"There are a number of factors to explain the construction industry’s ongoing underperformance, including still disciplined lending standards, high vacancy rates, and skittishness among investors." —ABC Chief Economist Anirban Basu.
In a month when the private sector added the most jobs in five years, the construction industry experienced modest gains, adding 5,000 jobs in April according to the May 6 employment report by the Labor Department. Still, the construction industry has lost 42,000 jobs, or 0.8 percent compared to one year ago, and the unemployment rate for April now stands at 17.8 percent, down from 20 percent in March and down from 21.8 percent the same time last year.
Nonresidential building construction employment now stands at 656,800 jobs as the sector lost 1,200 jobs for the month and 18,400 jobs or 3.2 percent over the last year (see graph below). Heavy and civil engineering construction added 12,700 jobs in April and has added 21,300 jobs, or 2.6 percent, year-over-year.
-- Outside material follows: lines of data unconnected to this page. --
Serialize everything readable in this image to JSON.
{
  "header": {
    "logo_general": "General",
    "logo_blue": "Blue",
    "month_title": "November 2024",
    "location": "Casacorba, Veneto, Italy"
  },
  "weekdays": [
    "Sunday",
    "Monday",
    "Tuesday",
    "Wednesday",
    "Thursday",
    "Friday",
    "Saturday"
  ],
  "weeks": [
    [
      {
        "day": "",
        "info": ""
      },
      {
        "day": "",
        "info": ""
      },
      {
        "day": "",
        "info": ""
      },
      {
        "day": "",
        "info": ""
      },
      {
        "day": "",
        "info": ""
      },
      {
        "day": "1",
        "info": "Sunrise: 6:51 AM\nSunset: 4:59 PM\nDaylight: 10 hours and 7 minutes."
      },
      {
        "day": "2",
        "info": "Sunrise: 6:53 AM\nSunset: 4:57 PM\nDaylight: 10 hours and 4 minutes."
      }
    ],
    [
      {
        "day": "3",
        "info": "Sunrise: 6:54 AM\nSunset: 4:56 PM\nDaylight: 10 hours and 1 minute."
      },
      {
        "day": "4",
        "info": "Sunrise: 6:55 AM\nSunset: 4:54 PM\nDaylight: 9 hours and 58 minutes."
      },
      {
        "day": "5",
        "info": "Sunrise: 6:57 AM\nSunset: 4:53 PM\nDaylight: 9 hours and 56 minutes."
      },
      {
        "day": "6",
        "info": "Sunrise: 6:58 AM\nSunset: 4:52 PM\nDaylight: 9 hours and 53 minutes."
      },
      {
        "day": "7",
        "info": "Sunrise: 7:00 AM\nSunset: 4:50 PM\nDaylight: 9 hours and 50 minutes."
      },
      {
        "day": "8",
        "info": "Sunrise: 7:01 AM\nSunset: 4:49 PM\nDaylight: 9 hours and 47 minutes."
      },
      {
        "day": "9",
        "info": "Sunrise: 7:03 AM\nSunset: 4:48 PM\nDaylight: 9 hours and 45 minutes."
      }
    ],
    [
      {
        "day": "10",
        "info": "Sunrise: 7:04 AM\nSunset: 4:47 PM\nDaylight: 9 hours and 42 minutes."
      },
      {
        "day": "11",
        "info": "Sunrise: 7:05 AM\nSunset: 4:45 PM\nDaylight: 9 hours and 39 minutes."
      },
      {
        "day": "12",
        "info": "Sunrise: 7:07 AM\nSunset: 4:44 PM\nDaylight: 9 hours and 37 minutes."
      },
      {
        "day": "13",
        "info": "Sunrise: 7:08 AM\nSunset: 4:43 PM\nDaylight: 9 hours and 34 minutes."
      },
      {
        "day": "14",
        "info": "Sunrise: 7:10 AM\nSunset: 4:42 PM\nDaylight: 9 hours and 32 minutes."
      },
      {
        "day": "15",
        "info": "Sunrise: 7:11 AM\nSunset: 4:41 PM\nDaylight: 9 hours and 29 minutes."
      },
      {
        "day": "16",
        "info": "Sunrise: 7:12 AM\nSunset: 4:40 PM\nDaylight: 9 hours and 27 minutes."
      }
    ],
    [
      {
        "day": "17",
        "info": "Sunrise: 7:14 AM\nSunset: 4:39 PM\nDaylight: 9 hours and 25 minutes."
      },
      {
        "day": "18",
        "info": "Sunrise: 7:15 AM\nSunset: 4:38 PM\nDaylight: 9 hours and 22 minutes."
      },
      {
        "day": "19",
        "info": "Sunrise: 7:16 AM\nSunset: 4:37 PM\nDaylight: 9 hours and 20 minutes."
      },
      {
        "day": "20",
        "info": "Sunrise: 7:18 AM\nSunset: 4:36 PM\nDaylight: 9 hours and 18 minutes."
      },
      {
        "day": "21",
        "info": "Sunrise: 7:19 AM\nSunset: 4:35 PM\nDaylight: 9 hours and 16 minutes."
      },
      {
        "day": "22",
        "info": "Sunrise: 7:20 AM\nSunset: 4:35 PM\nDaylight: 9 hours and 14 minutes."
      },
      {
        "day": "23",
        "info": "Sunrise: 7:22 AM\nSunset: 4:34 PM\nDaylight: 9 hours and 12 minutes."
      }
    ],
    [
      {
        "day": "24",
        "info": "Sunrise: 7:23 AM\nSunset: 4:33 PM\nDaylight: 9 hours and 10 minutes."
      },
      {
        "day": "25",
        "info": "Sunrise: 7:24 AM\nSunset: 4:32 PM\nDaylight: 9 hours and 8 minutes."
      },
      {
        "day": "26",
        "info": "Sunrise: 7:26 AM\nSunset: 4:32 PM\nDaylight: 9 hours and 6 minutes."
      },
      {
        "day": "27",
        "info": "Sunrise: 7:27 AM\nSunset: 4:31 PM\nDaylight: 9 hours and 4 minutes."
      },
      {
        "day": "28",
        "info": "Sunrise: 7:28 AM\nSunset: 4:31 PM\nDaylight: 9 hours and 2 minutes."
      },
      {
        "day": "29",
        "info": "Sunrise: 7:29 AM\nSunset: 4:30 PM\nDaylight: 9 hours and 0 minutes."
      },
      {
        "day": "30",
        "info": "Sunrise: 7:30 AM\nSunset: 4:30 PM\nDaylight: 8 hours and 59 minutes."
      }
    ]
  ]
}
Specialty trade contractor employment slipped by 4,800 jobs last month and has lost 35,100 jobs, or 1 percent, over the past twelve months. Residential building construction employment decreased by 2,100 jobs in April and has lost 18,400 jobs or 3.2 percent compared to April 2010.
Overall, the nation added 244,000 jobs in April as the private sector gained 268,000 jobs and the government lost 24,000 jobs. Year-over-year, the nation has added 1,313,000 jobs, or 1 percent. The national unemployment rate grew to 9 percent in April.
“Today’s employment numbers were very positive,” said Associated Builders and Contractors Chief Economist Anirban Basu. “The nation added more private sector jobs in April than in any month since February 2006.
“Unfortunately, the U.S. construction sector was not a major participant in the April job growth story,” said Basu. “The sector added only 5,000 jobs in April after adding 2,000 jobs in March. More than 100 percent of the job growth in construction was explained by the growth in heavy and civil engineering. In contrast, many key construction segments lost jobs last month including specialty trade contractors, nonresidential building and residential building.
“There are a number of factors to explain the construction industry’s ongoing underperformance, including still disciplined lending standards, high vacancy rates, and skittishness among investors,” Basu said. “Shrinking state and local government capital budgets are also likely playing a role, particularly in categories such as public safety-related construction and education-related construction.
“Despite the ongoing disappointment stemming from the construction employment numbers, the industry’s outlook continues to improve,” said Basu. “Privately financed construction is still poised to stabilize later this year or early next year. That should allow construction to participate more forcefully in the broader economic recovery. However, future job gains will likely be suppressed as federally funded stimulus projects continue to wind toward a close.”
To view the previous employment report, click HERE.